The rule of law is a powerful tool. It is essential for nearly every aspect of life. Peace and security, human rights, health, trade, sustainable development, climate mitigation, anti-corruption and investment all require the rule of law. This is because good intentions are not accountability mechanisms for governments or citizens. Laws, regulations, and policies are. Genuine rule of law goes deeper than laws on the books. It requires inclusive decision-making, adherence to international standards, fair implementation, and a focus on solving people’s problems. It responds to the needs of the most vulnerable and treats all equally under the law.
The rule of law generates trust in institutions and governance. It is a cornerstone of peace and prosperity. The rule of law generates trust in institutions and governance. It is a cornerstone of peace and prosperity.
But isn’t the rule of law under threat? What can be done to address failing institutions, political instability, discrimination, and waning trust in governance that you mention?
The rule of law is under threat in many places. Inequality, discrimination, repression, and disregard for the law undermine people’s rights and undercut development. Governments, international bodies, civil society, and everyday citizens must defend the concept of the rule of law and continue to strengthen institutions, as agreed in SDG 16. Political will and investment at the national and international levels are a must. Although exact numbers are hard to come by, it is estimated that less than two percent of overseas development assistance went to justice funding. At the national level, investment levels vary widely. Yet, people rely on the rule of law for solutions. The advantage of looking at governance through the lens of the rule of law is that it has such positive benefits, not only for accountability and enforcement, but for economic growth, human rights, peace, and stability. Our partner countries have specifically invested in the rule of law because they see the benefits in terms of economic growth, stability, and sustainable development.

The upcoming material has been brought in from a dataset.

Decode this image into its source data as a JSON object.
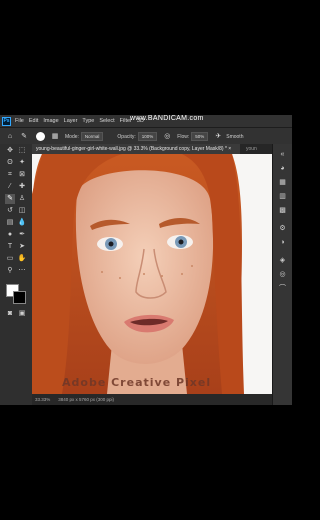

Our partner countries have specifically invested in the rule of law because they see the benefits in terms of economic growth, stability, and sustainable development.

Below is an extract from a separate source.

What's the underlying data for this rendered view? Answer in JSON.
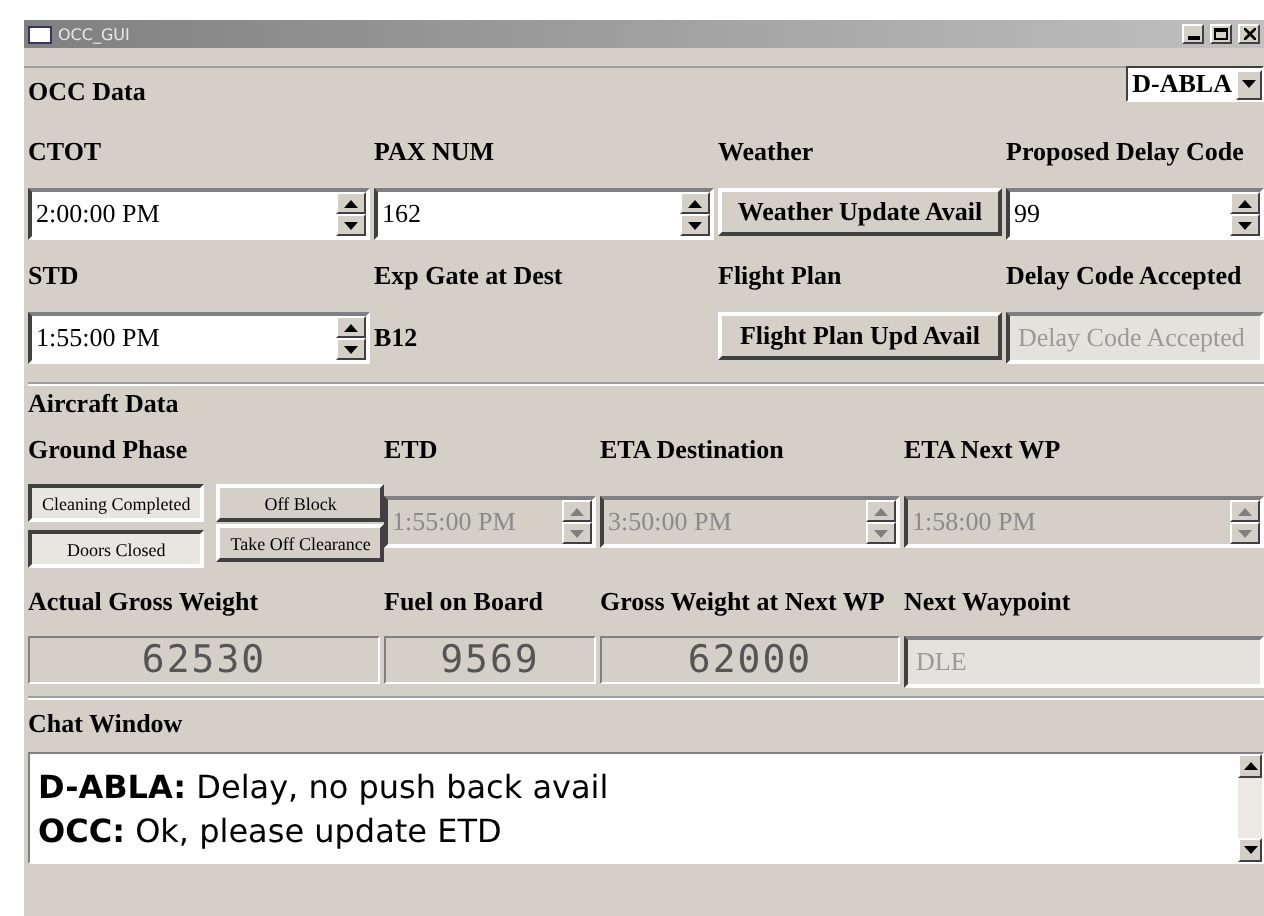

What specific initiatives or projects does IDLO propose to address these challenges, and how can others collaborate with your mission?
IDLO has a toolbox that States and civil society can use. We regularly support countries’ efforts to improve justice service delivery, be it through enhanced capacity building, strengthened legal frameworks, and improved accessibility. To cite a few examples, IDLO’s model for judicial oversight assists governments to curb corruption in the judiciary. Our pro bono legal support for LDCs enhances investment and helps resolve international commercial disputes. IDLO has done innovative work to improve the standards used by customary and informal justice systems. Working with WHO, we support countries’ efforts to combat non-communicable diseases and respond to health emergencies. We work at the nexus of climate and gender to advance women’s participation in decision-making and responses, and our legal reviews are empowering governments and communities to roll-back laws that discriminate against women.
I would be happy to explore opportunities to collaborate with potential partners in Geneva. I am only a phone call away. I also invite partners in Geneva to join our anniversary events in October and November, where they can contribute to discussions about how the rule of law can promote human rights, peace, and sustainable development.